The trial court's order of September 26, 1996 unambiguously terminated Grindberg's probation. There are no facts in the record showing that the trial court intended otherwise at the point in time when it signed the order. Nor do the facts show that the defendant or his attorney tried in any way to mislead the court. We must then give effect to the order terminating probation. After all, "[p]robation may be terminated at any time at the discretion of the court." Utah Code Ann. § 77-18-1(10)(a)(i) (Supp. 1999). The order shows the trial court here exercised its discretion to "review the Defendant's probation" and terminate probation.

On this basis, Grindberg asserts the trial court lacked jurisdiction when it later conducted a hearing and purported to revoke Grindberg's probation. Again, we agree. A revocation proceeding begun after probation has ended "exceed[s] the trial court's jurisdiction and authority." Grate, 947 P.2d at 1166.

Because Grindberg's probation was terminated by court order, we vacate the trial court's later order purporting to revoke Grindberg's probation. Reversed.

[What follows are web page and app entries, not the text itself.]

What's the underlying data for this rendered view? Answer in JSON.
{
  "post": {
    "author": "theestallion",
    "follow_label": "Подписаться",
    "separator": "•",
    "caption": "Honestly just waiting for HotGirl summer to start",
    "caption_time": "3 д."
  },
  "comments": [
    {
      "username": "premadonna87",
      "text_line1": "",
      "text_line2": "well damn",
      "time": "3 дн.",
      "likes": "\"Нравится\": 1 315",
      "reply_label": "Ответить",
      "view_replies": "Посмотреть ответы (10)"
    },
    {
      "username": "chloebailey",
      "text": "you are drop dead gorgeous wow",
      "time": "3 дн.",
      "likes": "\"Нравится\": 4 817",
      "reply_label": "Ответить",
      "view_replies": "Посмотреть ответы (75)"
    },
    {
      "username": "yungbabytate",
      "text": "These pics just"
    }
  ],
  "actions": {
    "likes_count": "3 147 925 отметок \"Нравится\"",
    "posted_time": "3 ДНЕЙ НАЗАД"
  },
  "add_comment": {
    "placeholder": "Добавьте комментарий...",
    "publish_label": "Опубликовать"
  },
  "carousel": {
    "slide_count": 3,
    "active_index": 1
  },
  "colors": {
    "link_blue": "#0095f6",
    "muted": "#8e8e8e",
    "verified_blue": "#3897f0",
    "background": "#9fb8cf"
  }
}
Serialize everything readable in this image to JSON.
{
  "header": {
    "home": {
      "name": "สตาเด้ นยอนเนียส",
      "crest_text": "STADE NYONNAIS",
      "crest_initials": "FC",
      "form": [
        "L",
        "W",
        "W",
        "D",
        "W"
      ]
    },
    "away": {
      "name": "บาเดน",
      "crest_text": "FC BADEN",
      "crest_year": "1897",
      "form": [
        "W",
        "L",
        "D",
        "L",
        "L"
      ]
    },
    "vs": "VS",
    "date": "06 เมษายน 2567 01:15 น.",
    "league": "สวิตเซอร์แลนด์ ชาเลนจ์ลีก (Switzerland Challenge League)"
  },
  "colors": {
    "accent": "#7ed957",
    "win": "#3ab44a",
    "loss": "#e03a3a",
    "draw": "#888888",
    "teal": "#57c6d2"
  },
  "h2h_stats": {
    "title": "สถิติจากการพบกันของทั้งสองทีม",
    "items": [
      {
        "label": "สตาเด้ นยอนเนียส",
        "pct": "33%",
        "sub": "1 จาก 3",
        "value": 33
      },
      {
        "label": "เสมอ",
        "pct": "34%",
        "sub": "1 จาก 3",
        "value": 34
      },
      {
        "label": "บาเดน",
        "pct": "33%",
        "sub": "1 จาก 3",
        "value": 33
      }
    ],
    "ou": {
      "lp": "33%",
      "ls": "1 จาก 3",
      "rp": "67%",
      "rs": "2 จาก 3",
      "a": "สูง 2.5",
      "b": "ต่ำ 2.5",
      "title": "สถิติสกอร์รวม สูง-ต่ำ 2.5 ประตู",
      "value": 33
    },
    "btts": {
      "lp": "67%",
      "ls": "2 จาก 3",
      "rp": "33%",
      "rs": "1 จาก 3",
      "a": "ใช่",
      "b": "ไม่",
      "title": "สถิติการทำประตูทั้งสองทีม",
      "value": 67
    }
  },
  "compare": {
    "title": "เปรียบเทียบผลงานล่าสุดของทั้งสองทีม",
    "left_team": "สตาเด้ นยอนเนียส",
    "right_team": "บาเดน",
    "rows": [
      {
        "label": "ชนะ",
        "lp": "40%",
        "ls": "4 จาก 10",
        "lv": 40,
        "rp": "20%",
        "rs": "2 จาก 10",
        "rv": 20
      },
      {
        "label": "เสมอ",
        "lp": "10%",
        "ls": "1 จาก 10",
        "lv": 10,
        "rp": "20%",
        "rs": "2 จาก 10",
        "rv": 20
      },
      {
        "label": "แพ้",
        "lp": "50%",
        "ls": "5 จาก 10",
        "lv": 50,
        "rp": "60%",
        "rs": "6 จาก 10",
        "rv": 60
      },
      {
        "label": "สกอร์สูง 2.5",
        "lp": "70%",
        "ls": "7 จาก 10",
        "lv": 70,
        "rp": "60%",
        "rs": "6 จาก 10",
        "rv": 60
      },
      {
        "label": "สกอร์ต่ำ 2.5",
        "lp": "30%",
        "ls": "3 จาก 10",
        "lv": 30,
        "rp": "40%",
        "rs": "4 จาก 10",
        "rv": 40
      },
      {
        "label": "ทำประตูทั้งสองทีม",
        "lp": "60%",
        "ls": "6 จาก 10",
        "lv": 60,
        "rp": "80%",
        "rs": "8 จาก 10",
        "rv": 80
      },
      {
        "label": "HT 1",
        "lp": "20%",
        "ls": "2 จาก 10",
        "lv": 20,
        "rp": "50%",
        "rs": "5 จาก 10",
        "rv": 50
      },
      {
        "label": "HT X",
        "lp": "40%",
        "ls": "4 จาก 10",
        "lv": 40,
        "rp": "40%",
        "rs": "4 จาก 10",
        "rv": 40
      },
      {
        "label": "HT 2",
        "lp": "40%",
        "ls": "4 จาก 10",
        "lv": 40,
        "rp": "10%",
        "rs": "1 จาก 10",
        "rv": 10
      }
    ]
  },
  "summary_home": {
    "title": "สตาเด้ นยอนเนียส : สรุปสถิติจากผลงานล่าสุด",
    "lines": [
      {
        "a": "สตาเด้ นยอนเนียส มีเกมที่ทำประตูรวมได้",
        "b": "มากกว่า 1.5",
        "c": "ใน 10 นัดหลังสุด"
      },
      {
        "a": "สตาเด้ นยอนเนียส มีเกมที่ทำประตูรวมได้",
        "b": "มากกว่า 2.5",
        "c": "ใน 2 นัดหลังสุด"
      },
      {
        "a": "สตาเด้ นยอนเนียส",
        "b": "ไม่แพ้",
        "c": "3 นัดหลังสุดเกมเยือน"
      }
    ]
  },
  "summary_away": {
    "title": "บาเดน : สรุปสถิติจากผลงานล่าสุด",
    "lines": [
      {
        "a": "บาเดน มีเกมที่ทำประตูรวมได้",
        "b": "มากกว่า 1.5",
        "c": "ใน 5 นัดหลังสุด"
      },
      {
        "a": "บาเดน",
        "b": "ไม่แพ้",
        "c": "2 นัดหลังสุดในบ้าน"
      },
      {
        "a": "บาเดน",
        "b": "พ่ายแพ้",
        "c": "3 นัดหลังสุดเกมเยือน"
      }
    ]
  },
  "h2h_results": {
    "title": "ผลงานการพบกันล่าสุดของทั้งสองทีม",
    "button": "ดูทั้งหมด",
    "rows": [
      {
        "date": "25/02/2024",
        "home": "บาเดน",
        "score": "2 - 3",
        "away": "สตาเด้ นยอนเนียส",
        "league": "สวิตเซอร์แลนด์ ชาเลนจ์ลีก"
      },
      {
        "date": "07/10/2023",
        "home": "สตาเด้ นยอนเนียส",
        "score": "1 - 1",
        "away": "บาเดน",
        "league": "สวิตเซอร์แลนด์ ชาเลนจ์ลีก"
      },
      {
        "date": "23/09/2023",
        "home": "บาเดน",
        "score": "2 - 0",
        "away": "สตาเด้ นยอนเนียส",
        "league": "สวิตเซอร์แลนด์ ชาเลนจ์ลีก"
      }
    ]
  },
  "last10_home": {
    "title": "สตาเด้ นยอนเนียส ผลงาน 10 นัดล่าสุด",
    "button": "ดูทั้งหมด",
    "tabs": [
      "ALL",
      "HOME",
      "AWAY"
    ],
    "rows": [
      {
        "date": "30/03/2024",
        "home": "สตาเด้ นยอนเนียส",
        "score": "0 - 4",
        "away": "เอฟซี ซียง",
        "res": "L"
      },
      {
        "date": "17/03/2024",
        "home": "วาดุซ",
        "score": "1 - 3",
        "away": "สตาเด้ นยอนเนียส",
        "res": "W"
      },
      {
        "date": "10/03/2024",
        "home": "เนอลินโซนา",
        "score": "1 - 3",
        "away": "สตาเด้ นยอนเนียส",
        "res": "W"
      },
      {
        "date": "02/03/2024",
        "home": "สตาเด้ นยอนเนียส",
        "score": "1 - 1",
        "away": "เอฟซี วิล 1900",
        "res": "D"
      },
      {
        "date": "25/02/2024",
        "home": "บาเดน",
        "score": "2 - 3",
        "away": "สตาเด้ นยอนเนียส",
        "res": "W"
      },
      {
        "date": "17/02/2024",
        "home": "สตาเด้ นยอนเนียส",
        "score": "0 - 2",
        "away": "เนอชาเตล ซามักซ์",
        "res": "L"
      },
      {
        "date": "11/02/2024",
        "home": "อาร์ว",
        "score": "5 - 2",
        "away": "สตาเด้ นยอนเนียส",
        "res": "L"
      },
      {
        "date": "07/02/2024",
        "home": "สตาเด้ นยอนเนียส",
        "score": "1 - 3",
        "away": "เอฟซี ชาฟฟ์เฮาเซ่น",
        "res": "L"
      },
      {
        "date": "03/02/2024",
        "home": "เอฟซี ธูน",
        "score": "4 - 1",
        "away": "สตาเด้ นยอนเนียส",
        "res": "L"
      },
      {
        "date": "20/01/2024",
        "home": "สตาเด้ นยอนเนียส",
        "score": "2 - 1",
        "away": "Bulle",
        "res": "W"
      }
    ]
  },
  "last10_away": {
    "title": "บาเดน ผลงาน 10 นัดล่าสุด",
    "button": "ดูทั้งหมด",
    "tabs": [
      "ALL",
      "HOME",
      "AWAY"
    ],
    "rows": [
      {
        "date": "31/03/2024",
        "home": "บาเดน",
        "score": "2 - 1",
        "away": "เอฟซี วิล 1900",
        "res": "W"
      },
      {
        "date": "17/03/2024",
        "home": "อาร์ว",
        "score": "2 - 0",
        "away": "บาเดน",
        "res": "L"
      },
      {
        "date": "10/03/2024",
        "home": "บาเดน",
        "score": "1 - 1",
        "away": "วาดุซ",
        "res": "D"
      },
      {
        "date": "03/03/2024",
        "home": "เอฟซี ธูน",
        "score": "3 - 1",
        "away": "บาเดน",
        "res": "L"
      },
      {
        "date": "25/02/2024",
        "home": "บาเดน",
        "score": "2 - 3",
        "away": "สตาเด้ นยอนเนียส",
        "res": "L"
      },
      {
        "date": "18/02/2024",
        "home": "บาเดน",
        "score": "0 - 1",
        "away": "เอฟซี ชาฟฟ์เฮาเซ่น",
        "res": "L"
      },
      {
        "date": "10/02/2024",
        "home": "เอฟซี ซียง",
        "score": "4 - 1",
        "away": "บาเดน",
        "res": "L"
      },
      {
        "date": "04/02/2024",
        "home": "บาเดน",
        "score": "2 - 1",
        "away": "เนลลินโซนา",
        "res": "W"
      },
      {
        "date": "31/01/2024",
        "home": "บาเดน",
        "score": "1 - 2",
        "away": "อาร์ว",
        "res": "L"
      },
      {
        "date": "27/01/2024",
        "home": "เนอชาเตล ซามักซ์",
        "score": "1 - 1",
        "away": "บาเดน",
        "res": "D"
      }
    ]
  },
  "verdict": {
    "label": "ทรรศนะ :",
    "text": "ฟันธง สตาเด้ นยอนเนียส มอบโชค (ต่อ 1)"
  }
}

Norman H. Jackson, Judge



James Z. Davis, Judge

Gregory K. Orme, Judge